Shame exploded within Ben. To differentiate himself from his drunken father, Ben added heroin to his arsenal. The crash from the brief euphoria deepened the guilt he tried to eradicate and he would begin the vicious cycle all over again. Ben wished he never took the needle when presented to him; the cravings for heroin were ten times worse than the craving for Jack Daniels.
“Stop it,” he told himself aloud. The year sober taught him to stop the fall downwards before he lost it completely and he focused on what was important at that moment. Ben pulled off his boots, then stripped to his boxers. Five in the morning would come quickly but he was far from tired. Leaning back on the bed, his thoughts immediately went to Laurie. How could they not? She was entwined so deep into his soul that death would be the only way to separate them.
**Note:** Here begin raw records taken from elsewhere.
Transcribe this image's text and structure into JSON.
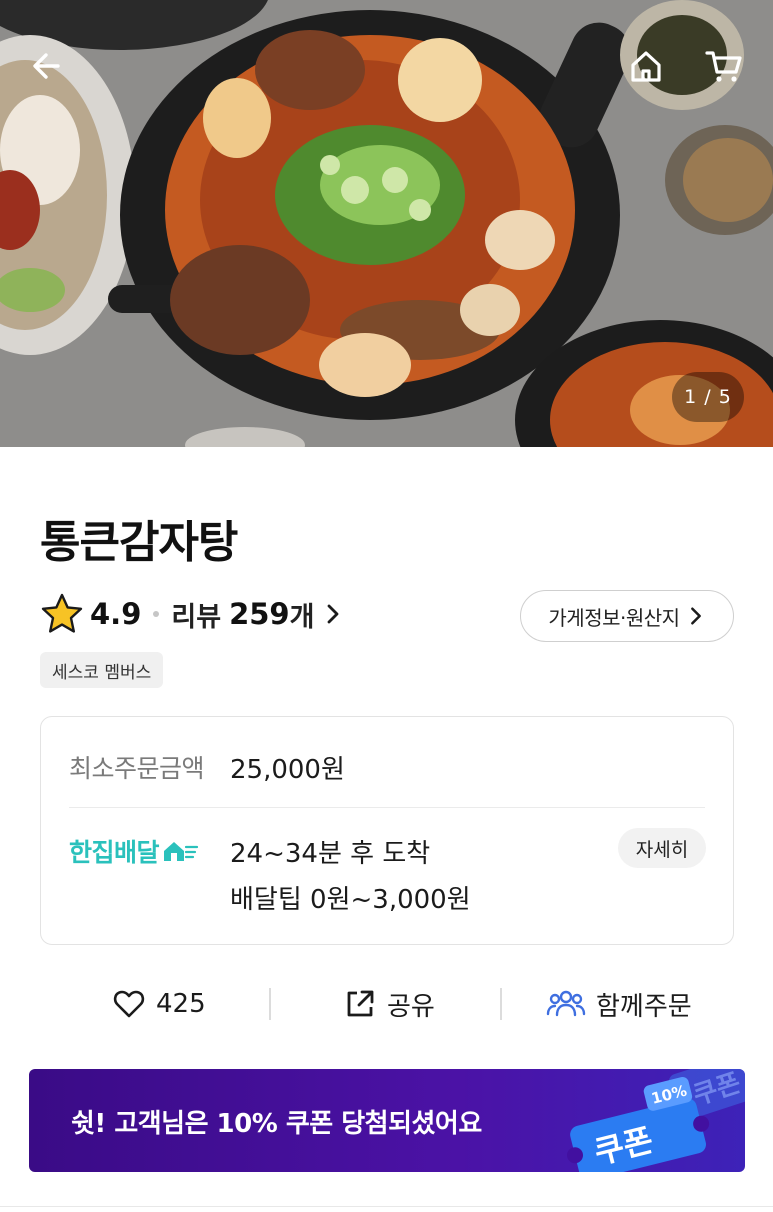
{
  "hero": {
    "counter": "1 / 5"
  },
  "store": {
    "name": "통큰감자탕",
    "rating": "4.9",
    "review_label": "리뷰",
    "review_count": "259",
    "review_unit": "개",
    "info_button": "가게정보·원산지",
    "member_badge": "세스코 멤버스"
  },
  "delivery": {
    "min_order_label": "최소주문금액",
    "min_order_value": "25,000원",
    "service_name": "한집배달",
    "eta": "24~34분 후 도착",
    "tip": "배달팁 0원~3,000원",
    "detail_button": "자세히",
    "brand_color": "#2ac1bc"
  },
  "actions": {
    "like_count": "425",
    "share_label": "공유",
    "group_order_label": "함께주문",
    "group_icon_color": "#3f6fe0"
  },
  "banner": {
    "text": "쉿! 고객님은 10% 쿠폰 당첨되셨어요",
    "coupon_word": "쿠폰",
    "coupon_percent": "10%",
    "bg_color": "#3a0b86"
  },
  "icons": {
    "back": "arrow-left-icon",
    "home": "home-icon",
    "cart": "cart-icon",
    "star": "star-icon",
    "heart": "heart-icon",
    "share": "share-icon",
    "group": "group-icon"
  }
}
With his first stretch of sobriety, alcohol being his only drug at that time, he finally accepted what a huge mistake he made in walking out on her but what he could never forgive himself for was not coming back when he was begged by the two most important women in his life. Bits and pieces of those messages haunted him whether he was sober or drunk. No matter how much he drank, and later injected, he could never get away from those words. Missing, abducted, knife wounds, stroke, life support, coma, raped… Over and over they haunted him. He was numb; unable to do the right thing after leaving her. And then Ben did the one thing he promised himself he would never do – he went into a bar and took a drink. It was a split second decision that turned him right into his father, minus the physical abuse.
Ben languished in the bottle before realizing that drinking wasn’t solving his problems and he went to his first AA meeting but stayed sober for only three months. It was April; one year after the breakup and Laurie’s nightmare began. There was no thought other than trying to forget everything and back to the bottle he went and eventually, the needle when it was offered. For three years he used and abused but even at that he failed and after Jamie asked him to walk her down the aisle, he turned to his old sponsor for help. Ben did ninety days in treatment and it was during rehab that he realized his only hope for long term sobriety was to face his darkest fear – Laurie. Another April came and he was back in Memphis and Sunset Park. Hopefully, he would find the strength he needed and make amends. If he couldn’t, deep down he knew that his next round with heroin would be his last. Only once did he come close to overdosing and that offer of complete absolution of his pain had been very tempting.
The streetlights cast a pale beam on the wall behind Ben. He wondered if Laurie was lying in the old brass bed just a few inches away from his own head on the other side. Quietly, he sat up and put his ear to the wall and listened. Nothing. It was silly for him to even try to hear what was going on next door but that’s how bad he was hurting inside for his huge mistake.
Ben settled back into bed and with horrific whispers of past regrets bouncing around his head, he fell into a fitful sleep.
Find Sunset Park at Martin Sisters Publishing.
Find Dana at http://www.danamansfield.com